I must confess to have been rather fortunate when it comes to sussing out some good Chinese eateries too. The first couple of places I tried in Portugal were pretty dire but now, I've sniffed out some goodies.

My most recent find, and by far the best so far, is the TAI TAI Chinese Restaurant on the Vilamoura marina complex. On an extremely stormy evening in January I paid a visit and met the current manageress, Momo Sun, who has worked there for the last six years. The restaurant itself has been going for 25 years, so they know a thing or three when it comes to serving good Chinese food.

A big hello to the two Nepalese waiters (brothers Anup and Anurag) who not only talked me through the restaurant’s extensive menu but also enthusiastically told me all about their amazing home country. The Nepalese landscape photos they showed me on their phones were awesome. Guys, I wonder if I can buy Heinz beans in Nepal?

Credits: Supplied Image;

Again, the TAI TAI restaurant is often full to capacity, so booking is definitely advised (+351 289 389 991). Because I was dining alone I ordered my wine by the glass, although they do have half bottle sizes on their wine list should you elect to go down that route. But I'm glad I didn't because the house red was pretty decent (Só Pias Tinto).
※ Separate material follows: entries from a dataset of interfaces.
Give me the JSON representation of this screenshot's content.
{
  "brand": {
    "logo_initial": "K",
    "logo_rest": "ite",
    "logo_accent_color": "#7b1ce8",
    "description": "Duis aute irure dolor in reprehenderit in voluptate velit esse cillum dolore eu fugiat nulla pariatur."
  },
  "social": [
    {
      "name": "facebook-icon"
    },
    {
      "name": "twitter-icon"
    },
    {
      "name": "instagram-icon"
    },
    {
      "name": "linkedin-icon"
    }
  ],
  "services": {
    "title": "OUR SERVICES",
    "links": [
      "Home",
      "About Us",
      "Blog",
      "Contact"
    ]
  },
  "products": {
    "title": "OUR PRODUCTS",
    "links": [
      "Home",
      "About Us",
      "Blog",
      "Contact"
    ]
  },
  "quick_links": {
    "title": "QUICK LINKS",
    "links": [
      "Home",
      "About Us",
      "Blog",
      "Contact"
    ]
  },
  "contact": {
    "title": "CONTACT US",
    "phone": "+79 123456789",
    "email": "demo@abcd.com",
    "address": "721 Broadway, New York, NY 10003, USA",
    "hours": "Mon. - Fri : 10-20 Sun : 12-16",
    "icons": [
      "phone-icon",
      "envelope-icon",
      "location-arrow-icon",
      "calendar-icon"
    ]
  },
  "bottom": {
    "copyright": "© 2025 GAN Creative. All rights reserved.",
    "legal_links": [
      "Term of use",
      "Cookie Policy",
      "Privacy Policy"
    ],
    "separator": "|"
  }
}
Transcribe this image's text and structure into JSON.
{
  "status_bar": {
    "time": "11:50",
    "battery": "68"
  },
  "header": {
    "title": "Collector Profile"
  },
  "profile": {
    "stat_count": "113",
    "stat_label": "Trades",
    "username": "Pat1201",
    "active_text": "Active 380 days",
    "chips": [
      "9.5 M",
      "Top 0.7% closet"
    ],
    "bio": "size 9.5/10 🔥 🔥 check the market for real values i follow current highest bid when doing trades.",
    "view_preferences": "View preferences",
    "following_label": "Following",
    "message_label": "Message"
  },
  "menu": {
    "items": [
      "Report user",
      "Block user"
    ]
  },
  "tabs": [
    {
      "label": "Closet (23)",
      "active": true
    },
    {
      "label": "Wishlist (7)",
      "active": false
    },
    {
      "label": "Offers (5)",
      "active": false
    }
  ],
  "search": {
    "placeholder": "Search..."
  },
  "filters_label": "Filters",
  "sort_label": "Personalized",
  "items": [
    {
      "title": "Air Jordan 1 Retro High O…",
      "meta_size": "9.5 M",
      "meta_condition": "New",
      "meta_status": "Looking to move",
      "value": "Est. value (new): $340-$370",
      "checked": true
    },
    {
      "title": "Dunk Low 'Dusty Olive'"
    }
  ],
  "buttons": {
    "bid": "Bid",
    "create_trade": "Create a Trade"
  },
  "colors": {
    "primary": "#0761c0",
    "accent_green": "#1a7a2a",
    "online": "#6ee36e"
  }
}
Credits: Supplied Image;

Just as a by-the-by, I was roaming around Lagos one sunny Algarvian lunchtime and I got to feel a tad on the peckish side, as one tends to at lunchtime. Sorry, Portuguese food lovers but I'm afraid that I was all tosta mista’d out, so was very easily tempted by a 6.75€ “lunchtime specials” board outside the Dynasty Chinese Restaurant on Rua 25 de Abril.

The restaurant is located up a flight of stairs leading off the street. There's a small rooftop dining area with great views towards the marina and way beyond over the bay. After a few minutes listening to the pleasing crash, bang, scratch and roar of wok and gas burners - luncheon was promptly served.

I'd happily say that my 6.75€ was very well spent that day. I thoroughly enjoyed the delicious chicken satay, served with a generous portion of jasmine rice as well as a crispy pancake roll. Suffice to say that only a very light evening meal was required after all that.

A bit of impromptu cabaret was provided courtesy of a couple of HUGE seagulls which also dropped by to eye up the lunchtime menu. If you do end up sitting on the (optional) roof terrace, magnificent as those creatures are, some fellow diners did find them to be slightly intimidating. But I thought the gulls were quite entertaining, or was it the scaredy-cat fellow diners that amused me the most? Jury’s out on that one!

I will be back in the UK by the time this piece sees any ink. I might further broaden my horizons and go Italian for a change. Heinz Spaghetti hoops anyone?


Douglas Hughes is a UK-based writer producing general interest articles ranging from travel pieces to classic motoring. 

Douglas Hughes